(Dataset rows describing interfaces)
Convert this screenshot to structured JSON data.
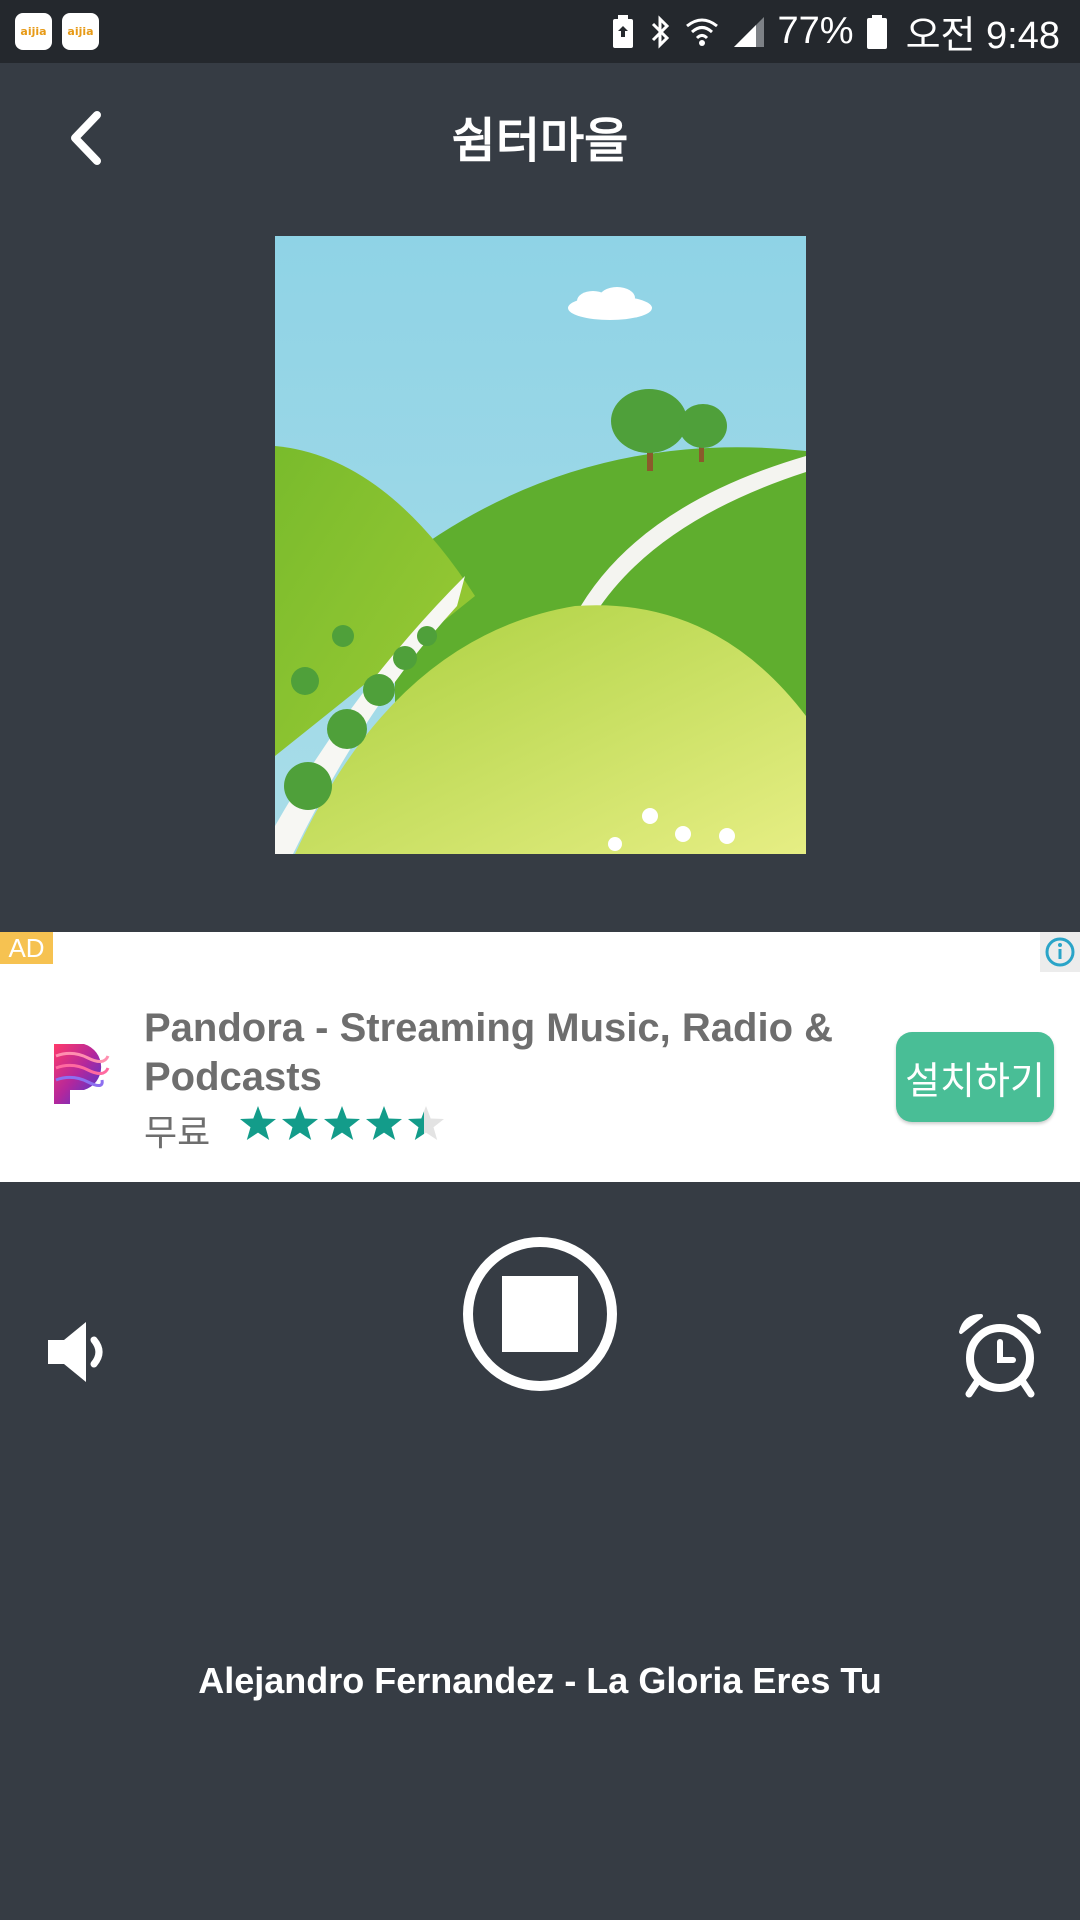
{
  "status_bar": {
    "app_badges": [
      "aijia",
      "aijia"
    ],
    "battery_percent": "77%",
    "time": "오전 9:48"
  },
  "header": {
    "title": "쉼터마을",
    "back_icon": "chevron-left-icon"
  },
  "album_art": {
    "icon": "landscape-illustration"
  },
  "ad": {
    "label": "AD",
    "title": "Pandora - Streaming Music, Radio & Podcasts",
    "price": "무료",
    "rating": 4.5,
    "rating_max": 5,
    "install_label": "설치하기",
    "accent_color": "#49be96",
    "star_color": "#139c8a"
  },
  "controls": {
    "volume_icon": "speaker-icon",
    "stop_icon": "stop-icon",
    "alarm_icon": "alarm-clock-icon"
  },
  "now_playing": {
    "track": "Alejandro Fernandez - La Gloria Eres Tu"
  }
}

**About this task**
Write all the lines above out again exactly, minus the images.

**Final answer**
Convert this screenshot to structured JSON data.
{
  "status_bar": {
    "app_badges": [
      "aijia",
      "aijia"
    ],
    "battery_percent": "77%",
    "time": "오전 9:48"
  },
  "header": {
    "title": "쉼터마을",
    "back_icon": "chevron-left-icon"
  },
  "album_art": {
    "icon": "landscape-illustration"
  },
  "ad": {
    "label": "AD",
    "title": "Pandora - Streaming Music, Radio & Podcasts",
    "price": "무료",
    "rating": 4.5,
    "rating_max": 5,
    "install_label": "설치하기",
    "accent_color": "#49be96",
    "star_color": "#139c8a"
  },
  "controls": {
    "volume_icon": "speaker-icon",
    "stop_icon": "stop-icon",
    "alarm_icon": "alarm-clock-icon"
  },
  "now_playing": {
    "track": "Alejandro Fernandez - La Gloria Eres Tu"
  }
}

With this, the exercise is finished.